members of Comète and Parsifal present their current works and exchange ideas. See
http://

Catuscia Palamidessi has served as a member of the committee for the evaluation of the candidates to the INRIA Futurs positions of CR2 in the 2007 competition.

Catuscia Palamidessi is a member of the INRIA GTRI (Group de Travail Relations Internationales) from November 2007 till October 2009.

Catuscia Palamidessi is a member of the Comité de These for Mathematics and Computer Science at the École Polytechnique. From October 2007.

Catuscia Palamidessi and Frank Valencia are teaching (together with Francesco Zappa Nardelli and Roberto Amadio) the course “Concurrence” at the “Master Parisien de Recherche en Informatique” (MPRI) in Paris.
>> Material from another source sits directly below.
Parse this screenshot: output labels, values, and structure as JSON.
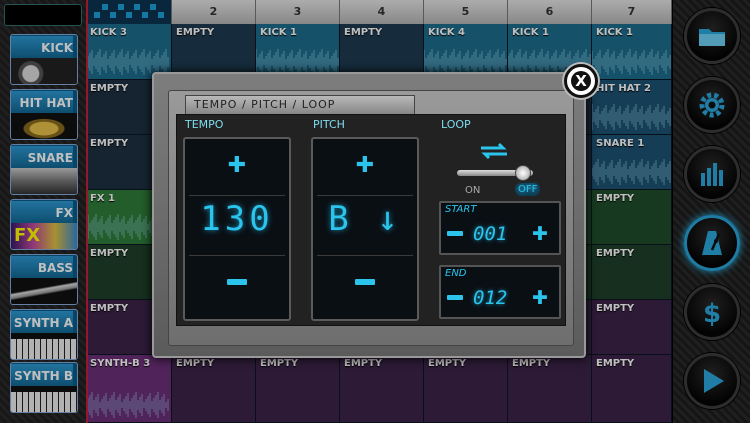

Winter semester 2007-08.

Frank D. Valencia has been a lecturer on "Concurrency Theory" at Universidad Javeriana de Cali. July 2007.

Catuscia Palamidessi has supervised the following PhD students during 2007:

Kostas Chatzikokolakis. Allocataire École Polytechnique - Ministère.

Romain Beauxis. Allocataire Region Ile de France.

Christelle Braun. Allocataire École Polytechnique - Ministère.

Sylvain Pradalier. Allocataire ENS Cachan. Co-supervised by Cosimo Laneve, University of Bologna, Italy.

Catuscia Palamidessi and Frank Valencia have co-supervised the following PhD students

Carlos Olarte. Allocataire INRIA/CORDIS.

Jesus Aranda. Co-supervised by Juan Francisco Diaz, Universidad del Valle, Colombia.

Catuscia Palamidessi has been “rapporteur” at the following PhD thesis defenses during 2007:

Florent Garnier (Loria). PhD thesis on
*Terminaison en temps moyen fini de systèmes de règles probabilistes*. Defended on 17 September, 2007. Advised by Claude Kirchner.

Rémy Haemmerlé (INRIA Rocquencourt). PhD thesis on
*Fermetures et Modules dans les langages concurrents avec contraintes fondés sur la logique linèaire*. Defended on December, 2007. Advised by François Fages.